#### Data for this exercise ####

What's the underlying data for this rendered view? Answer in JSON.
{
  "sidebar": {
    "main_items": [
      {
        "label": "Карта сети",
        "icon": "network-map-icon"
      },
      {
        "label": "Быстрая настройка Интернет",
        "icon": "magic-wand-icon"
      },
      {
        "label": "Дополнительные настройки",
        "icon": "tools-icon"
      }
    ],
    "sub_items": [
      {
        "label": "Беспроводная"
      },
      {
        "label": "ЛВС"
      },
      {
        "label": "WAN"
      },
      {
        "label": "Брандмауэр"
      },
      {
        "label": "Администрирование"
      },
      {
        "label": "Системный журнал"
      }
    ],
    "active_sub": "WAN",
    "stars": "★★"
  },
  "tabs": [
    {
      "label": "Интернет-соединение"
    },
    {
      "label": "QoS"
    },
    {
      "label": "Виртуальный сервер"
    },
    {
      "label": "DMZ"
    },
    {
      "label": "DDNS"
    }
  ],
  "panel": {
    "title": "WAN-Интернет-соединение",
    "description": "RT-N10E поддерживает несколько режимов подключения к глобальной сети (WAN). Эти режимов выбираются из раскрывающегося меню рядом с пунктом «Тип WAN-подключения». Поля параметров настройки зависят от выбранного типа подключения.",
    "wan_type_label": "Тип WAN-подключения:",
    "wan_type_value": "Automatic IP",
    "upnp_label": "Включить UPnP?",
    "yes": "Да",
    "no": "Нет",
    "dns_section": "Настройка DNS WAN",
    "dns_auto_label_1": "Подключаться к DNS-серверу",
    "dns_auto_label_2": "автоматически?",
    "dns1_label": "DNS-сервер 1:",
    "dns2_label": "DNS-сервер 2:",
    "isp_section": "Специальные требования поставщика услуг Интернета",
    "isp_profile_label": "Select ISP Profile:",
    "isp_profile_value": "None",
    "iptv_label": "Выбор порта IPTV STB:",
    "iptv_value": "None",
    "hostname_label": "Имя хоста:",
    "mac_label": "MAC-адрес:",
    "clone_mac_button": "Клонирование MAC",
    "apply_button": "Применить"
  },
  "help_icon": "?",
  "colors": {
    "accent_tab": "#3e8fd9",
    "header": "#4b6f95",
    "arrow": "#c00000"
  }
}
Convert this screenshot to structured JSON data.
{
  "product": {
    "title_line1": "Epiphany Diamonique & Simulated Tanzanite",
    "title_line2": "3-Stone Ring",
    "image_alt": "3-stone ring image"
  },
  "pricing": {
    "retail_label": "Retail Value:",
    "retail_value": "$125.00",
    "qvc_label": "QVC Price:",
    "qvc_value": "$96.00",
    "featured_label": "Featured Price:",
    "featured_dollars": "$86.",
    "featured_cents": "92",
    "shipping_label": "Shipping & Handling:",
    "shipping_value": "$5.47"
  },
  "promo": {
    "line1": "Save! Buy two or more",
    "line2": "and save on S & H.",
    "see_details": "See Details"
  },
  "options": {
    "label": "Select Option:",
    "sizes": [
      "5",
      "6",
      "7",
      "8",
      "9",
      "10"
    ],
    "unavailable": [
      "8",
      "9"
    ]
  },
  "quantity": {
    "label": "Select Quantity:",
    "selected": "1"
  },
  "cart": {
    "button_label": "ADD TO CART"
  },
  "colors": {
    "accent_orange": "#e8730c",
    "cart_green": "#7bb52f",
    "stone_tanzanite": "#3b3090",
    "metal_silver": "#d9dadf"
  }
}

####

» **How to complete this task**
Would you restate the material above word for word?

» **Answer for this exercise**
What's the underlying data for this rendered view? Answer in JSON.
{
  "sidebar": {
    "main_items": [
      {
        "label": "Карта сети",
        "icon": "network-map-icon"
      },
      {
        "label": "Быстрая настройка Интернет",
        "icon": "magic-wand-icon"
      },
      {
        "label": "Дополнительные настройки",
        "icon": "tools-icon"
      }
    ],
    "sub_items": [
      {
        "label": "Беспроводная"
      },
      {
        "label": "ЛВС"
      },
      {
        "label": "WAN"
      },
      {
        "label": "Брандмауэр"
      },
      {
        "label": "Администрирование"
      },
      {
        "label": "Системный журнал"
      }
    ],
    "active_sub": "WAN",
    "stars": "★★"
  },
  "tabs": [
    {
      "label": "Интернет-соединение"
    },
    {
      "label": "QoS"
    },
    {
      "label": "Виртуальный сервер"
    },
    {
      "label": "DMZ"
    },
    {
      "label": "DDNS"
    }
  ],
  "panel": {
    "title": "WAN-Интернет-соединение",
    "description": "RT-N10E поддерживает несколько режимов подключения к глобальной сети (WAN). Эти режимов выбираются из раскрывающегося меню рядом с пунктом «Тип WAN-подключения». Поля параметров настройки зависят от выбранного типа подключения.",
    "wan_type_label": "Тип WAN-подключения:",
    "wan_type_value": "Automatic IP",
    "upnp_label": "Включить UPnP?",
    "yes": "Да",
    "no": "Нет",
    "dns_section": "Настройка DNS WAN",
    "dns_auto_label_1": "Подключаться к DNS-серверу",
    "dns_auto_label_2": "автоматически?",
    "dns1_label": "DNS-сервер 1:",
    "dns2_label": "DNS-сервер 2:",
    "isp_section": "Специальные требования поставщика услуг Интернета",
    "isp_profile_label": "Select ISP Profile:",
    "isp_profile_value": "None",
    "iptv_label": "Выбор порта IPTV STB:",
    "iptv_value": "None",
    "hostname_label": "Имя хоста:",
    "mac_label": "MAC-адрес:",
    "clone_mac_button": "Клонирование MAC",
    "apply_button": "Применить"
  },
  "help_icon": "?",
  "colors": {
    "accent_tab": "#3e8fd9",
    "header": "#4b6f95",
    "arrow": "#c00000"
  }
}
Convert this screenshot to structured JSON data.
{
  "product": {
    "title_line1": "Epiphany Diamonique & Simulated Tanzanite",
    "title_line2": "3-Stone Ring",
    "image_alt": "3-stone ring image"
  },
  "pricing": {
    "retail_label": "Retail Value:",
    "retail_value": "$125.00",
    "qvc_label": "QVC Price:",
    "qvc_value": "$96.00",
    "featured_label": "Featured Price:",
    "featured_dollars": "$86.",
    "featured_cents": "92",
    "shipping_label": "Shipping & Handling:",
    "shipping_value": "$5.47"
  },
  "promo": {
    "line1": "Save! Buy two or more",
    "line2": "and save on S & H.",
    "see_details": "See Details"
  },
  "options": {
    "label": "Select Option:",
    "sizes": [
      "5",
      "6",
      "7",
      "8",
      "9",
      "10"
    ],
    "unavailable": [
      "8",
      "9"
    ]
  },
  "quantity": {
    "label": "Select Quantity:",
    "selected": "1"
  },
  "cart": {
    "button_label": "ADD TO CART"
  },
  "colors": {
    "accent_orange": "#e8730c",
    "cart_green": "#7bb52f",
    "stone_tanzanite": "#3b3090",
    "metal_silver": "#d9dadf"
  }
}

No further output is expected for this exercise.